FDA Approves Zostavax Vaccine to Prevent Shingles in Individuals 50 to 59
Immunity gained by childhood vaccines against Chicken pox wears out with age, and the chances of getting Shingles later in life increases with age. The FDA has approved the vaccine for a lower age group now, so hopefully insurance companies will start paying for this preventative and costs will drop for everyone.
The Food and Drug Administration (FDA) today approved the use of Zostavax, a live attenuated virus vaccine, for the prevention of shingles in individuals 50 to 59 years of age. Zostavax is already approved for use in individuals 60 years of age and older.
In the United States shingles affects approximately 200,000 healthy people between the ages of 50 and 59, per year. It is a disease caused by the varicella-zoster virus, which is a virus in the herpes family and the same virus that causes chickenpox. After an attack of chickenpox, the virus lies dormant in certain nerves in the body. For reasons that are not fully understood, the virus can reappear in the form of shingles, more commonly in people with weakened immune systems and with aging.
“The likelihood of shingles increases with age. The availability of Zostavax to a younger age group provides an additional opportunity to prevent this often painful and debilitating disease,” said Karen Midthun, M.D., director of FDA’s Center for Biologics Evaluation and Research.
Shingles is characterized by a rash of blisters, which generally develop in a band on one side of the body and can cause severe pain that may last for weeks, and in some people, for months or years after the episode.

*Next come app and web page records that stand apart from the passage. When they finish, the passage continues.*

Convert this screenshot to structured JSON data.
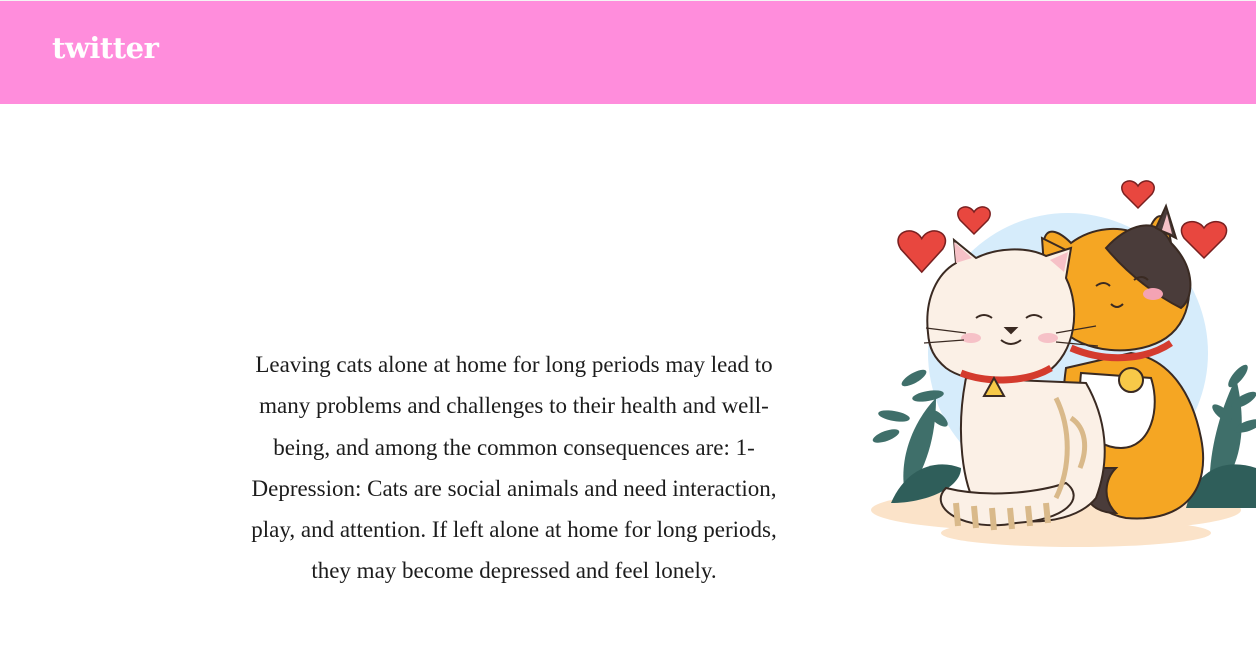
{
  "header": {
    "brand": "twitter",
    "background_color": "#ff8ddc"
  },
  "main": {
    "paragraph": "Leaving cats alone at home for long periods may lead to many problems and challenges to their health and well-being, and among the common consequences are: 1- Depression: Cats are social animals and need interaction, play, and attention. If left alone at home for long periods, they may become depressed and feel lonely.",
    "illustration": "two-cats-cuddling-with-hearts"
  }
}
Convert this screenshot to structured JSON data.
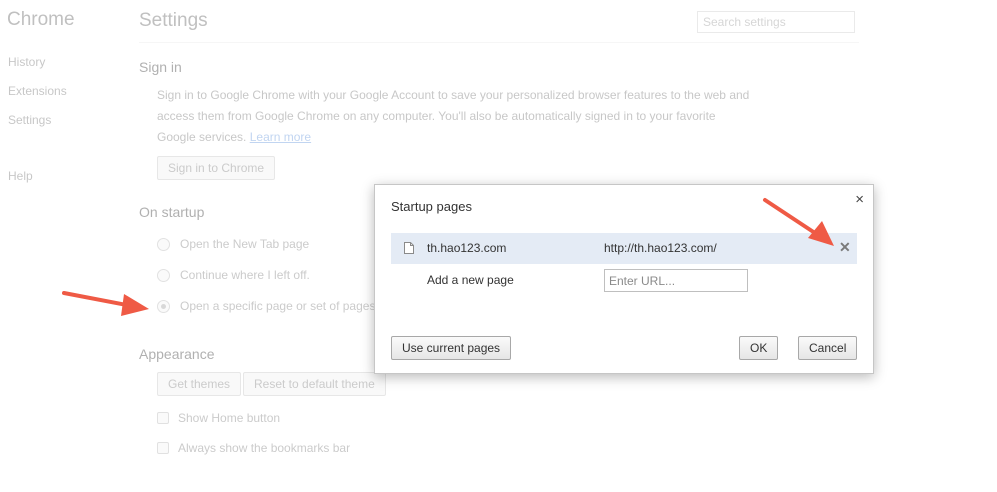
{
  "sidebar": {
    "brand": "Chrome",
    "items": [
      {
        "label": "History"
      },
      {
        "label": "Extensions"
      },
      {
        "label": "Settings"
      },
      {
        "label": "Help"
      }
    ]
  },
  "header": {
    "title": "Settings",
    "search_placeholder": "Search settings"
  },
  "signin": {
    "title": "Sign in",
    "line1": "Sign in to Google Chrome with your Google Account to save your personalized browser features to the web and",
    "line2": "access them from Google Chrome on any computer. You'll also be automatically signed in to your favorite",
    "line3": "Google services.",
    "learn_more": "Learn more",
    "button": "Sign in to Chrome"
  },
  "startup": {
    "title": "On startup",
    "options": [
      {
        "label": "Open the New Tab page",
        "selected": false
      },
      {
        "label": "Continue where I left off.",
        "selected": false
      },
      {
        "label": "Open a specific page or set of pages.",
        "selected": true
      }
    ]
  },
  "appearance": {
    "title": "Appearance",
    "get_themes": "Get themes",
    "reset_theme": "Reset to default theme",
    "show_home": "Show Home button",
    "show_bookmarks": "Always show the bookmarks bar"
  },
  "dialog": {
    "title": "Startup pages",
    "close_glyph": "×",
    "pages": [
      {
        "name": "th.hao123.com",
        "url": "http://th.hao123.com/"
      }
    ],
    "remove_glyph": "✕",
    "add_label": "Add a new page",
    "url_placeholder": "Enter URL...",
    "use_current": "Use current pages",
    "ok": "OK",
    "cancel": "Cancel"
  },
  "colors": {
    "arrow": "#ef5a45",
    "selected_row": "#e4ebf5"
  }
}
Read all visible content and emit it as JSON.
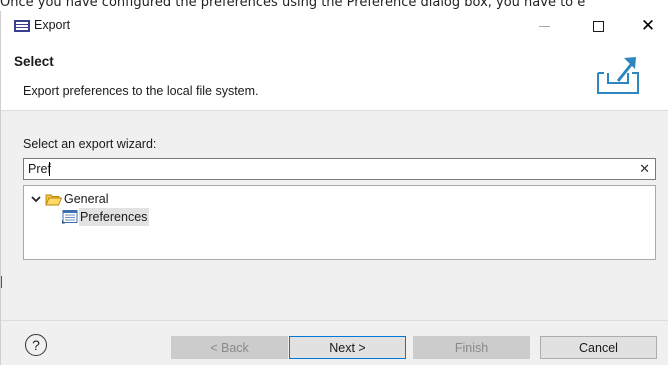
{
  "doc_caption": "Once you have configured the preferences using the Preference dialog box, you have to e",
  "window": {
    "title": "Export",
    "minimize_glyph": "—",
    "close_glyph": "✕"
  },
  "header": {
    "title": "Select",
    "description": "Export preferences to the local file system."
  },
  "wizard": {
    "label": "Select an export wizard:",
    "filter_value": "Pref",
    "clear_glyph": "✕"
  },
  "tree": {
    "items": [
      {
        "label": "General",
        "expanded": true,
        "icon": "folder-open-icon"
      },
      {
        "label": "Preferences",
        "selected": true,
        "icon": "preferences-icon"
      }
    ]
  },
  "buttons": {
    "help": "?",
    "back": "< Back",
    "next": "Next >",
    "finish": "Finish",
    "cancel": "Cancel"
  },
  "colors": {
    "accent": "#0078d7",
    "dialog_bg": "#f0f0f0",
    "banner_icon": "#2e86c1",
    "selection": "#e2e2e2"
  }
}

Approval was based on a multicenter study conducted in the United States and four other countries in approximately 22,000 people who were 50-59 years of age. Half received Zostavax and half received a placebo. Study participants were then monitored for at least one year to see if they developed shingles. Compared with placebo, Zostavax reduced the risk of developing shingles by approximately 70 percent.